## What you should do
Except for the pictures, write out all the records that follow exactly.

Dataset records
※ ※ ※

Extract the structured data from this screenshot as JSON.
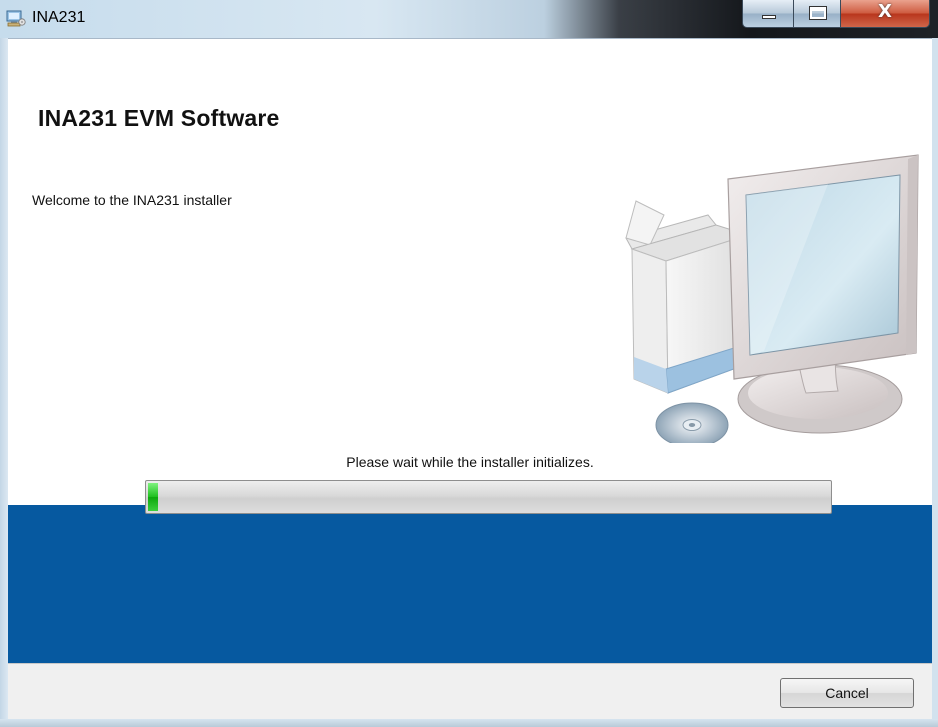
{
  "window": {
    "title": "INA231",
    "icon": "installer-icon",
    "caption_buttons": {
      "minimize_icon": "minimize-icon",
      "maximize_icon": "maximize-icon",
      "close_icon": "close-icon",
      "close_glyph": "X"
    }
  },
  "installer": {
    "heading": "INA231 EVM Software",
    "welcome_text": "Welcome to the INA231 installer",
    "illustration": "computer-with-box-and-cd-icon",
    "status_text": "Please wait while the installer initializes.",
    "progress": 0.015,
    "band_color": "#0659a0",
    "progress_color": "#1fbf1f"
  },
  "footer": {
    "cancel_label": "Cancel"
  }
}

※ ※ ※

## Answer space
Extract the structured data from this screenshot as JSON.
{
  "window": {
    "title": "INA231",
    "icon": "installer-icon",
    "caption_buttons": {
      "minimize_icon": "minimize-icon",
      "maximize_icon": "maximize-icon",
      "close_icon": "close-icon",
      "close_glyph": "X"
    }
  },
  "installer": {
    "heading": "INA231 EVM Software",
    "welcome_text": "Welcome to the INA231 installer",
    "illustration": "computer-with-box-and-cd-icon",
    "status_text": "Please wait while the installer initializes.",
    "progress": 0.015,
    "band_color": "#0659a0",
    "progress_color": "#1fbf1f"
  },
  "footer": {
    "cancel_label": "Cancel"
  }
}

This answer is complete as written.